Today’s passage: Psalm 10
Today’s chocolate: Equal Exchange Dark Chocolate Mint Crunch
Whoa. What just happened?
In yesterday’s psalm, David was declaring the unceasing faithfulness of God: “You, O Lord, have not forsaken those who seek You” (9:10). And do you remember “The needy will not always be forgotten, nor the hope of the afflicted perish forever” (9:18)? Yeah, well, today David is all “Why do You stand afar off, O Lord? Why do You hide Yourself in times of trouble?” (10:1). And then he launches into a ten-verse litany of the wicked man’s immoralities, his arrogance against God and abuse to humanity.
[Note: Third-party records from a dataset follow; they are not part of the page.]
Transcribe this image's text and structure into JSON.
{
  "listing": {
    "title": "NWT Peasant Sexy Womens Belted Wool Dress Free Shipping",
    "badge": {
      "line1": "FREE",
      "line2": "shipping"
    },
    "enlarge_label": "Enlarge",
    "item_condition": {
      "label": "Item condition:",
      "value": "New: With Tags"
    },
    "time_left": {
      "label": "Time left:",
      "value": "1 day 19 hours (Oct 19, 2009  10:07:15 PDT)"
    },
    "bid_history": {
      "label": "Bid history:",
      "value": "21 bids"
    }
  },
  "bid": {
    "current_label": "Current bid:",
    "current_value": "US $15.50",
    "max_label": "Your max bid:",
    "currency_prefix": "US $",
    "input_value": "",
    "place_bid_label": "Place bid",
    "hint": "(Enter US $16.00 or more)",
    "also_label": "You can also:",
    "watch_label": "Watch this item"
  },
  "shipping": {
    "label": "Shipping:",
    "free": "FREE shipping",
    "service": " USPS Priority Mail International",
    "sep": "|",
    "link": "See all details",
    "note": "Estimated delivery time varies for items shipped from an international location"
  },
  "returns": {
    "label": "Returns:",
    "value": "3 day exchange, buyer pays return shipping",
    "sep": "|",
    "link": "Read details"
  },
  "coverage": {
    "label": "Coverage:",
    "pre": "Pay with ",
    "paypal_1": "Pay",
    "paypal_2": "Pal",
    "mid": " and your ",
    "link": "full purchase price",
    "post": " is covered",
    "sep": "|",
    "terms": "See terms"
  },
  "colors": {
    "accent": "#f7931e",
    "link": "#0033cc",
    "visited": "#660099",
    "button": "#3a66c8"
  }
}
Welcome back to disorientation, fam.
Just yesterday, David was convinced that God brings the evil man to justice, gives him the due penalty for his sin, snuffs out his name like a candle. But today, it looks like the evil man is lying and murdering with impunity, and all David can do is pray for God to intervene. In verse 5, David literally says of the evil man, “His ways are strong at all times;” the NASB translates it “His ways prosper at all times.” And think of someone at the top of their game in our society, someone who apparently got there by relentlessly abusing their power and stepping on others. Doesn’t it look like that person will be there forever?
It’s a funny thing about the orientation-disorientation-reorientation process: you don’t go through it just once. This isn’t some sinner’s prayer thing where God flips a switch and suddenly you’re equipped for whatever garbage life can throw at you. You may have learned the lesson of one reorientation experience, but you’ve got a host of other areas in which you’re clinging to the unexamined complacency of mere orientation. And even reorientation can stagnate, settle into a pattern, become its own self-assured orientation. One minute you’re praising God’s everlasting righteousness, the next you’re begging, “Arise, O Lord; O God, lift up Your hand; do not forget the afflicted” (10:12). You thought you’d gotten there, but you’re not there yet.
There’s a turn at the end, sure. Pulling into the home stretch toward reorientation, David concludes:
O Lord, You have heard the desire of the humble;
You will strengthen their heart, You will incline Your ear
To vindicate the orphan and the oppressed,
So that man who is of the earth will no longer cause terror. (10:17-18)
But it’s a funny thing. You pull across that finish line, you chug from your water bottle, and with your hands on your knees you thank God for pulling you through the race, but tomorrow you’ll be out at the track again. Same ol’ starting line, slightly different you. And that jerk who kicked your shins yesterday is right there beside you, ready to run again, smirking.